I do not know what is the practice in nominations, as to annexing Counties to names; but I do know that to annex them to the military nominations about to be made will be likely to lead to error. In several cases it was somewhat uncertain what County was the place of residence, and if I recollect rightly there is certainly a mistake in this respect in at least one instance in the state of New...
As it may possibly not have come to you through any other channel, I think it well to inform you that General Huntington has been displeased at not having received official notice of his appointment with his Commission. This, if not already so, ought to be remedied. I hear nothing of nominations. What malignant influence hangs upon our military affairs? With great esteem & regard   Yr. Obed...
The unascertained situation, in which I have been, since my acceptance of the Military appointment, I now hold, has been not a little embarrassing to me. I had no sooner heard of the law creating the Office than I was told by members of the Congress that I was generally considered as the person designated by circumstances to fill that office and that the expectation of those who most actively...
I received on Saturday two letters from you desiring that your different propositions might be thrown into two Bills & suggesting the idea of an Incorporation of the several existing laws into one system. This idea is a good one, but to accomplish it with sufficient correctness would require several days to examine carefully and prepare with accuracy. Besides this, I incline to the opinion...
I find I cannot have ready for this days post the bill for the Provisional army. Inclosed are some additional clauses relating to organisation consequently to be inserted in the Bill sent by yesterdays post. You will easily determine their proper position there. They are necessary to systematic propriety. General provisions of this kind will prevent continual repetitions in every new law...

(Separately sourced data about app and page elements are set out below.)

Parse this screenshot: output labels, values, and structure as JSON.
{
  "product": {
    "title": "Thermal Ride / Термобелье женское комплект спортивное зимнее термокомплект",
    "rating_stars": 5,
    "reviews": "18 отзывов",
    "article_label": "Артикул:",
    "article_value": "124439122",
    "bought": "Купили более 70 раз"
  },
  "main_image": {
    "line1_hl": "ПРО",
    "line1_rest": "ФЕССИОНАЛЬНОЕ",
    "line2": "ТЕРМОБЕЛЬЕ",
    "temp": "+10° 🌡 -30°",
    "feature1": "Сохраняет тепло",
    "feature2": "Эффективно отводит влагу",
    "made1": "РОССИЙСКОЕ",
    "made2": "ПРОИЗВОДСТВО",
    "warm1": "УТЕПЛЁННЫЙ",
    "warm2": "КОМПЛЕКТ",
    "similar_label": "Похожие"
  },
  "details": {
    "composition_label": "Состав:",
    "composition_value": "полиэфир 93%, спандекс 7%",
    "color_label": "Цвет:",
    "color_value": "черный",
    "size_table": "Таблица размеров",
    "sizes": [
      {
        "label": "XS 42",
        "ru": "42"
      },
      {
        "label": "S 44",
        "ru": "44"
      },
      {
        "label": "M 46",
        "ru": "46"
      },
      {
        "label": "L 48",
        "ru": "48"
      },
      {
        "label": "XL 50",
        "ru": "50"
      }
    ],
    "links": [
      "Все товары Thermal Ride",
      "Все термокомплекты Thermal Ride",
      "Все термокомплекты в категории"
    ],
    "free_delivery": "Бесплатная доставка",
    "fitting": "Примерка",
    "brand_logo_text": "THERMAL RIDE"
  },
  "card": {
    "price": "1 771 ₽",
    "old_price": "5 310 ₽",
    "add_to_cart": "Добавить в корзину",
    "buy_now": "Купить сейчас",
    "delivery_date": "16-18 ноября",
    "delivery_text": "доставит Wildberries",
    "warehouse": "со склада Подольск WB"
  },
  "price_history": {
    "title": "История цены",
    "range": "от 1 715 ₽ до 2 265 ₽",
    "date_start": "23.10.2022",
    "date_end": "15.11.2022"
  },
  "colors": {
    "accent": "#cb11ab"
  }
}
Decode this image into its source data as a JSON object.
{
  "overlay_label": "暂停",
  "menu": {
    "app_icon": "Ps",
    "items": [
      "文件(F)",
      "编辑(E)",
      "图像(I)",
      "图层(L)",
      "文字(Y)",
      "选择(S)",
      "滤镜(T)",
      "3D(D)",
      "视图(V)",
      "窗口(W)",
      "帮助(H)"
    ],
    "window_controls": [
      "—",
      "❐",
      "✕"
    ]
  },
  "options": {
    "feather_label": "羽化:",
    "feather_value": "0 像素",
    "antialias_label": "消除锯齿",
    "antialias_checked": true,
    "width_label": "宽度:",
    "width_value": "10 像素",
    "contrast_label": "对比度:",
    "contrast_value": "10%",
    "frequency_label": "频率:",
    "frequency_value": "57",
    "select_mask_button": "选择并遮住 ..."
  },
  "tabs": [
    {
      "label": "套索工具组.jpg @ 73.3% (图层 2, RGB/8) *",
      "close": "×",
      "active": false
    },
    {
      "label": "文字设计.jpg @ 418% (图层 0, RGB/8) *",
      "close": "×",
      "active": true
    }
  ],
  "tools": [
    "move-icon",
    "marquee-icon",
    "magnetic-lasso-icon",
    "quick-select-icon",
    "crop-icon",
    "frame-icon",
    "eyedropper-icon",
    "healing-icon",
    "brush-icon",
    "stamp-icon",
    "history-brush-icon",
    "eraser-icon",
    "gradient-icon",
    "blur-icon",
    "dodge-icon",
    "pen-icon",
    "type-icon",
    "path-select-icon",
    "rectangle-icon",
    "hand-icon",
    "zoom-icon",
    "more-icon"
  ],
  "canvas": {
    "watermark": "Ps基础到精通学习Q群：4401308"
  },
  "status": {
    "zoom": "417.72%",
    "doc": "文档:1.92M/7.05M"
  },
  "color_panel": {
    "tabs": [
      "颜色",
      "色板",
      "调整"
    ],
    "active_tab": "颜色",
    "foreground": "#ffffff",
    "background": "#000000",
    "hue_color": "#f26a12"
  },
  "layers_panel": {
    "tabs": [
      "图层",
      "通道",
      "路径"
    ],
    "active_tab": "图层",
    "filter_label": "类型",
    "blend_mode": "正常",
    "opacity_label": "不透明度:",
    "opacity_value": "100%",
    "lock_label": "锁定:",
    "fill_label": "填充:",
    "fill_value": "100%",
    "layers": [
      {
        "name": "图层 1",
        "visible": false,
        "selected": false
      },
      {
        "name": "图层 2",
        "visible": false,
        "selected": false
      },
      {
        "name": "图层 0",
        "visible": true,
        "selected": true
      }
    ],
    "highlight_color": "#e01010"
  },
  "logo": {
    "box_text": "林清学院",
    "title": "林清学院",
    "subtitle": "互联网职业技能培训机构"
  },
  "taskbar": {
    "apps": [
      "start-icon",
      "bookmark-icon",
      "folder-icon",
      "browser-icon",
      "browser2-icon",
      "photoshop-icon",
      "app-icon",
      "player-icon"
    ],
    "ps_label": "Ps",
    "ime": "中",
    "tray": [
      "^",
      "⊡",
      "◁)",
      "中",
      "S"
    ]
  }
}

You will receive herewith the Draft of a Bill for a provisional army. It includes only those things of the former Bill which are appropriate to this object—the other parts of that Bill being now in full force. The operation of the Bill which has been already sent you renders the repetition of several clauses in the present un [ne]cessary. The aim indeed ought to be to have a fundamental...
This will be handed to you by Mr. Brinley a Gentleman of New Port who is on the list of nominations of Lieutenants. You will find among the letters very strong recommendations of this Gentleman. I very well remember that the General Officers lately convened at Philadelphia hesitated not a little between this Gentleman & Mr. Ellery for the command of a Company & that finally it was agreed to...
I send you the draft of a Bill for regulating the Medical Establishment (I avoid purposely the term department which I would reserve for the great branches of Administration). You will see that nothing but an organisation with a general outline of duty is provided for. Detail-regulations will properly come from the President and the Departments, and the less these are legislated upon, in such...
You ask my opinion as to proper arrangements for the command of the Military Force, on the ground that the Commander in Chief declines at present an active part. This is a delicate subject for me—yet, in the shape in which it presents itself, I shall wave the scruples which are natural on the occasion. If I rightly understood the Commander in Chief, his wish was that all the Military points...
New York, February 6, 1799. “… I perceive that it will be useful for me in the progress of the trusts, which I am and shall be charged to execute, to have an accurate statement of the Officers of the corps of Artillerists and Engineers, and the distribution of them which has been heretofore made among the different portions of this Corps.…” Copy, in the handwriting of Philip Church, Hamilton...